Since the 2008 financial crisis and the onset of the Great Recession, a growing chorus of voices has urged the United States and other economies to move away from their focus on “quarterly capitalism” toward a true long-term mind-set.1 Yet the shadow of short-termism continues to advance—and the situation may actually be getting worse. A McKinsey Quarterly survey2 of more than 1,000 board members and C-suite executives around the world found that:
- 63 percent of respondents said the pressure to demonstrate short-term financial performance had increased over the previous five years
- 86 percent believed that using a longer time horizon to make business decisions would positively affect corporate performance in a number of ways, including strengthening financial returns and increasing innovation
So why are executives seemingly unable to change? The main source of the problem, we believe, is the continuing pressure on public companies from financial markets to maximize short-term results. The game would change if the market’s major players—notably big asset owners such as pension funds, mutual funds, insurance firms, and sovereign-wealth funds—joined the fight. We see four proven, practical steps for big investors serious about focusing more capital on the long term:
1. Invest after defining long-term objectives and risk appetite
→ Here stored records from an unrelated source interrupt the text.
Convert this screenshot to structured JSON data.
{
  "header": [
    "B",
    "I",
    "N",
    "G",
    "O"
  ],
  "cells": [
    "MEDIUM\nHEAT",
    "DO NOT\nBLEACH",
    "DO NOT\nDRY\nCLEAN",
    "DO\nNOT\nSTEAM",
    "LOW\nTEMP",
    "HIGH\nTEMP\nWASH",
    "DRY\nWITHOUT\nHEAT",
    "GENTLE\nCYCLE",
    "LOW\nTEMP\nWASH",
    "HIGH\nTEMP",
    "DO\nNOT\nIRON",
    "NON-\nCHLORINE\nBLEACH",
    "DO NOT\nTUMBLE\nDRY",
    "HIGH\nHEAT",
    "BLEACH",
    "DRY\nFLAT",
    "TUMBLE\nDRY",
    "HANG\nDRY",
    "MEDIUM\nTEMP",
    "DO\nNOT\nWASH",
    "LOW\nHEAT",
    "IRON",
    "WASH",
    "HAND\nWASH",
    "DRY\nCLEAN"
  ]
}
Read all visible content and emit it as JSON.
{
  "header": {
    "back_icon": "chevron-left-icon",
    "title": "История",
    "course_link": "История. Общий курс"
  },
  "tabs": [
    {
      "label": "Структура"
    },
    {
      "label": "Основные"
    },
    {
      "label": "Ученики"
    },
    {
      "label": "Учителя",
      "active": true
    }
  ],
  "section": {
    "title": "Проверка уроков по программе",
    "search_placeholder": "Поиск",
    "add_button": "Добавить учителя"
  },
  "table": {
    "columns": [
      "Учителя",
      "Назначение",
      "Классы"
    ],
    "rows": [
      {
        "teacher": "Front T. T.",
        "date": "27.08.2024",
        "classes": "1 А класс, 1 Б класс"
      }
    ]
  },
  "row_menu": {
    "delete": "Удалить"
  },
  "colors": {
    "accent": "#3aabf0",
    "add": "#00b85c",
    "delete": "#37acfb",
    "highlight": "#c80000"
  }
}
The asset owner’s board and CEO must ensure that the portfolio is actually invested in line with a long-term time horizon and risk objectives. This goal probably requires allocating more capital to illiquid or “real” asset classes and to strategies (within a given asset class) that focus on long-term value creation. Asset owners also need to make sure that both their internal investment professionals and their external fund managers are committed to this long-term investment horizon.
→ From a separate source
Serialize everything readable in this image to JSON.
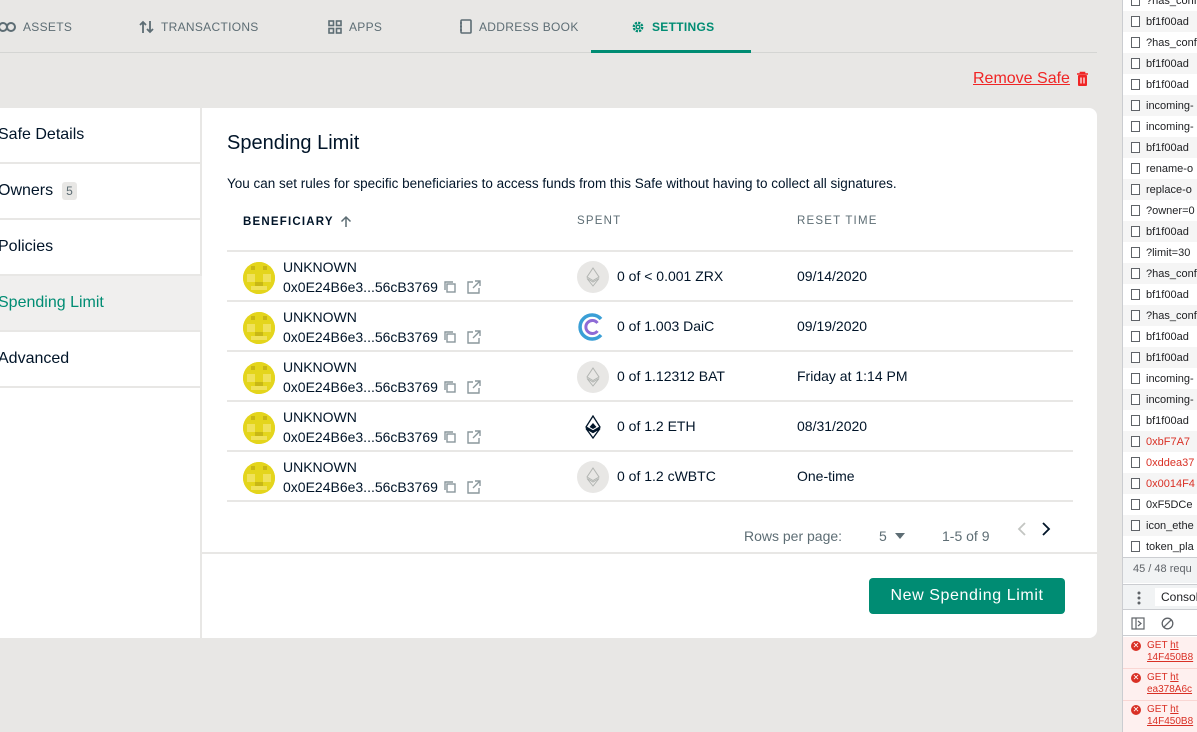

2. Unlock value through engagement and active ownership
The typical response of many asset owners to a failing corporate strategy or to poor environmental, social, or governance practices is simply to sell the stock. Instead, asset owners and asset managers should act much more like private owners and managers who just happen to be operating in a public market. To create value, they should engage with a company’s executives—and stay engaged over time.
3. Demand long-term metrics to inform decisions
Making long-term investment decisions is difficult without metrics that calibrate, even if only in a rough way, the long-term performance and health of companies. Metrics like ten-year economic value added, research-and-development efficiency, the patent pipeline, multiyear returns on capital investments, and energy intensity of production are likely to give investors more useful information than standard income statements in assessing a company’s performance over the long haul. The specific measures will vary by industry, but they exist for every company—and asset owners and asset managers should demand and use them.
4. Structure institutional governance to support a long-term approach
The asset owner’s board must be independent and professional. Board members need the skill and time to be knowledgeable and engaged. Professional oversight should be complemented by policies and mechanisms that reduce short-term pressures and promote long-term countercyclical performance.
Until large asset owners radically change their approach, other key players (such as asset managers, corporate boards, and company executives) will probably remain trapped in value-destroying short-termism. But by accepting the opportunity and responsibility to be leaders who act in the best interests of individual savers, large asset owners can be a powerful force for instituting the kind of balanced, long-term capitalism that ultimately benefits everyone.
Read the full article, “Focusing capital on the long term,” on the Harvard Business Review website. Visit the Focusing Capital on the Long Term website for more on this initiative cofounded by McKinsey.